EXERCISE: Would you repeat all the lines below, exactly as they stand?
======== DATA FOR THE TASK
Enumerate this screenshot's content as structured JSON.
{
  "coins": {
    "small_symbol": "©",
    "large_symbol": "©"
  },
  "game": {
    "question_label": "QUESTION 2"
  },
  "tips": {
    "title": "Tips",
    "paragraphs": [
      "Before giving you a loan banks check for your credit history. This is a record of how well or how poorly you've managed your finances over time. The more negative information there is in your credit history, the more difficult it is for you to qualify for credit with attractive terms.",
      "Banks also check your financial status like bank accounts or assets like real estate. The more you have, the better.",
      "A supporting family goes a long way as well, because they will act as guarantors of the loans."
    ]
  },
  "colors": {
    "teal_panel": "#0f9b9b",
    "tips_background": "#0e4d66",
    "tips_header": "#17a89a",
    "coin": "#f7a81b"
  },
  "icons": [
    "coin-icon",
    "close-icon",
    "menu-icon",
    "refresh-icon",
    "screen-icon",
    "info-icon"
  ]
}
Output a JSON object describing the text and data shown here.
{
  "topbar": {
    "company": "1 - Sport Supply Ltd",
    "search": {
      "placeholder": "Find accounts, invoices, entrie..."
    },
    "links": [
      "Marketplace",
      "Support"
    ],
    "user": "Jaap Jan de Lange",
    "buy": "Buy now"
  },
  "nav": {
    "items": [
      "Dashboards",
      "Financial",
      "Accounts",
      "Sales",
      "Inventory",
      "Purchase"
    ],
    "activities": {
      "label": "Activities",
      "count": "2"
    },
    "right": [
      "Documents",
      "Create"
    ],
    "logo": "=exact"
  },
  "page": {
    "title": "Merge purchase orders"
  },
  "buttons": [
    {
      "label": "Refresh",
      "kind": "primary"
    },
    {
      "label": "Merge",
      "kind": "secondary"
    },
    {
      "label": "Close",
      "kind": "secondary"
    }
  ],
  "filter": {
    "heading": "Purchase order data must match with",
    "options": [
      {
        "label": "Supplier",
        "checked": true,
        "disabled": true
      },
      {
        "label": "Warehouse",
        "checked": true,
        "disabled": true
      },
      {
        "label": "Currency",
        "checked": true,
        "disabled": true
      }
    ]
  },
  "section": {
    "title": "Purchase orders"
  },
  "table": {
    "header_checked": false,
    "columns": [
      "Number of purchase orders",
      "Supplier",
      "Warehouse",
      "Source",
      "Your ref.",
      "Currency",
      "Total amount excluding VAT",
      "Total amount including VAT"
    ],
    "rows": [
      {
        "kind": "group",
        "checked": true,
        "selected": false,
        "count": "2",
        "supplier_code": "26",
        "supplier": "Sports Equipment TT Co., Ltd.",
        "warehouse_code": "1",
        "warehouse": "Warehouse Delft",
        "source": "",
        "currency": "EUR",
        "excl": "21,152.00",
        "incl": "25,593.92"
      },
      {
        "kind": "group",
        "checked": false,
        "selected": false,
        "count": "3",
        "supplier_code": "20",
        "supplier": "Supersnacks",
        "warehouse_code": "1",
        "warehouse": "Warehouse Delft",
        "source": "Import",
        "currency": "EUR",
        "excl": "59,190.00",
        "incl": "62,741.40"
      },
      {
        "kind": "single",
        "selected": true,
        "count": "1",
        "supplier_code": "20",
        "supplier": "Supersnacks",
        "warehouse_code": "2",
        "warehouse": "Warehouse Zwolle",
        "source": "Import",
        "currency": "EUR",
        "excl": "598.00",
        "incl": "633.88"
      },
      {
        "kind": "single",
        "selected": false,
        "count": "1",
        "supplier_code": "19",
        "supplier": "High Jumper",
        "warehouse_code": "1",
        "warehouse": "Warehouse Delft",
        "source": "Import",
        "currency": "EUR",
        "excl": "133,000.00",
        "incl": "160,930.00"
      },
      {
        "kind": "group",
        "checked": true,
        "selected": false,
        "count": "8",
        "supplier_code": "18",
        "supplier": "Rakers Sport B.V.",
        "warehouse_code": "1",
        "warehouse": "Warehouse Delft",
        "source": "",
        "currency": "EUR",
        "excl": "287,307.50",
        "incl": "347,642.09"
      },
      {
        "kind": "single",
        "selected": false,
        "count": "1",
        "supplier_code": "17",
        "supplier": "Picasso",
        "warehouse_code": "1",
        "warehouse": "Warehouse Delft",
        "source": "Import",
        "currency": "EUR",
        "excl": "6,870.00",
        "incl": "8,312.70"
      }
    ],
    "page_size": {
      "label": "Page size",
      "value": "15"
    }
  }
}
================
FINISHED EXERCISE:
Enumerate this screenshot's content as structured JSON.
{
  "coins": {
    "small_symbol": "©",
    "large_symbol": "©"
  },
  "game": {
    "question_label": "QUESTION 2"
  },
  "tips": {
    "title": "Tips",
    "paragraphs": [
      "Before giving you a loan banks check for your credit history. This is a record of how well or how poorly you've managed your finances over time. The more negative information there is in your credit history, the more difficult it is for you to qualify for credit with attractive terms.",
      "Banks also check your financial status like bank accounts or assets like real estate. The more you have, the better.",
      "A supporting family goes a long way as well, because they will act as guarantors of the loans."
    ]
  },
  "colors": {
    "teal_panel": "#0f9b9b",
    "tips_background": "#0e4d66",
    "tips_header": "#17a89a",
    "coin": "#f7a81b"
  },
  "icons": [
    "coin-icon",
    "close-icon",
    "menu-icon",
    "refresh-icon",
    "screen-icon",
    "info-icon"
  ]
}
Output a JSON object describing the text and data shown here.
{
  "topbar": {
    "company": "1 - Sport Supply Ltd",
    "search": {
      "placeholder": "Find accounts, invoices, entrie..."
    },
    "links": [
      "Marketplace",
      "Support"
    ],
    "user": "Jaap Jan de Lange",
    "buy": "Buy now"
  },
  "nav": {
    "items": [
      "Dashboards",
      "Financial",
      "Accounts",
      "Sales",
      "Inventory",
      "Purchase"
    ],
    "activities": {
      "label": "Activities",
      "count": "2"
    },
    "right": [
      "Documents",
      "Create"
    ],
    "logo": "=exact"
  },
  "page": {
    "title": "Merge purchase orders"
  },
  "buttons": [
    {
      "label": "Refresh",
      "kind": "primary"
    },
    {
      "label": "Merge",
      "kind": "secondary"
    },
    {
      "label": "Close",
      "kind": "secondary"
    }
  ],
  "filter": {
    "heading": "Purchase order data must match with",
    "options": [
      {
        "label": "Supplier",
        "checked": true,
        "disabled": true
      },
      {
        "label": "Warehouse",
        "checked": true,
        "disabled": true
      },
      {
        "label": "Currency",
        "checked": true,
        "disabled": true
      }
    ]
  },
  "section": {
    "title": "Purchase orders"
  },
  "table": {
    "header_checked": false,
    "columns": [
      "Number of purchase orders",
      "Supplier",
      "Warehouse",
      "Source",
      "Your ref.",
      "Currency",
      "Total amount excluding VAT",
      "Total amount including VAT"
    ],
    "rows": [
      {
        "kind": "group",
        "checked": true,
        "selected": false,
        "count": "2",
        "supplier_code": "26",
        "supplier": "Sports Equipment TT Co., Ltd.",
        "warehouse_code": "1",
        "warehouse": "Warehouse Delft",
        "source": "",
        "currency": "EUR",
        "excl": "21,152.00",
        "incl": "25,593.92"
      },
      {
        "kind": "group",
        "checked": false,
        "selected": false,
        "count": "3",
        "supplier_code": "20",
        "supplier": "Supersnacks",
        "warehouse_code": "1",
        "warehouse": "Warehouse Delft",
        "source": "Import",
        "currency": "EUR",
        "excl": "59,190.00",
        "incl": "62,741.40"
      },
      {
        "kind": "single",
        "selected": true,
        "count": "1",
        "supplier_code": "20",
        "supplier": "Supersnacks",
        "warehouse_code": "2",
        "warehouse": "Warehouse Zwolle",
        "source": "Import",
        "currency": "EUR",
        "excl": "598.00",
        "incl": "633.88"
      },
      {
        "kind": "single",
        "selected": false,
        "count": "1",
        "supplier_code": "19",
        "supplier": "High Jumper",
        "warehouse_code": "1",
        "warehouse": "Warehouse Delft",
        "source": "Import",
        "currency": "EUR",
        "excl": "133,000.00",
        "incl": "160,930.00"
      },
      {
        "kind": "group",
        "checked": true,
        "selected": false,
        "count": "8",
        "supplier_code": "18",
        "supplier": "Rakers Sport B.V.",
        "warehouse_code": "1",
        "warehouse": "Warehouse Delft",
        "source": "",
        "currency": "EUR",
        "excl": "287,307.50",
        "incl": "347,642.09"
      },
      {
        "kind": "single",
        "selected": false,
        "count": "1",
        "supplier_code": "17",
        "supplier": "Picasso",
        "warehouse_code": "1",
        "warehouse": "Warehouse Delft",
        "source": "Import",
        "currency": "EUR",
        "excl": "6,870.00",
        "incl": "8,312.70"
      }
    ],
    "page_size": {
      "label": "Page size",
      "value": "15"
    }
  }
}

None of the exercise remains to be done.